══ INPUT DATA ══

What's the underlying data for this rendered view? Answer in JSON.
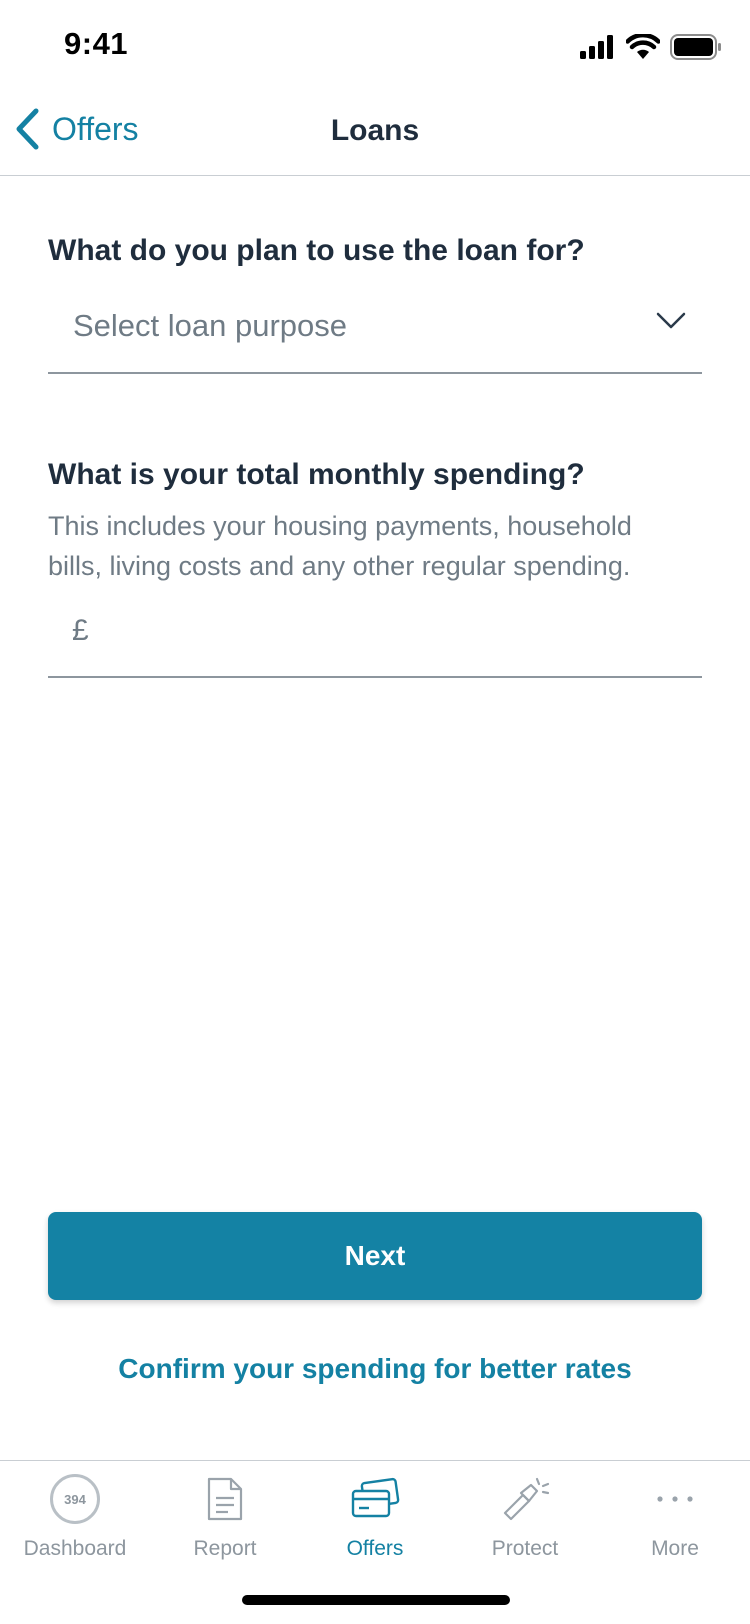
{
  "status_bar": {
    "time": "9:41",
    "icons": [
      "signal-icon",
      "wifi-icon",
      "battery-icon"
    ]
  },
  "nav": {
    "back_label": "Offers",
    "title": "Loans"
  },
  "form": {
    "loan_purpose": {
      "question": "What do you plan to use the loan for?",
      "selected_value": "Select loan purpose"
    },
    "monthly_spending": {
      "question": "What is your total monthly spending?",
      "helper": "This includes your housing payments, household bills, living costs and any other regular spending.",
      "currency_symbol": "£",
      "value": ""
    }
  },
  "actions": {
    "next_label": "Next",
    "confirm_link": "Confirm your spending for better rates"
  },
  "tab_bar": {
    "active": "Offers",
    "score": "394",
    "items": [
      {
        "label": "Dashboard",
        "icon": "credit-score-icon"
      },
      {
        "label": "Report",
        "icon": "document-icon"
      },
      {
        "label": "Offers",
        "icon": "cards-icon"
      },
      {
        "label": "Protect",
        "icon": "flashlight-icon"
      },
      {
        "label": "More",
        "icon": "more-dots-icon"
      }
    ]
  },
  "colors": {
    "accent": "#1481a3",
    "button": "#1482a4",
    "heading": "#1f2d3d",
    "muted": "#6f7b85",
    "divider": "#c9ced3"
  }
}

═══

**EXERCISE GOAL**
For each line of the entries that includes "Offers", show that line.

**ANSWER BOX**
    "back_label": "Offers",
    "active": "Offers",
        "label": "Offers",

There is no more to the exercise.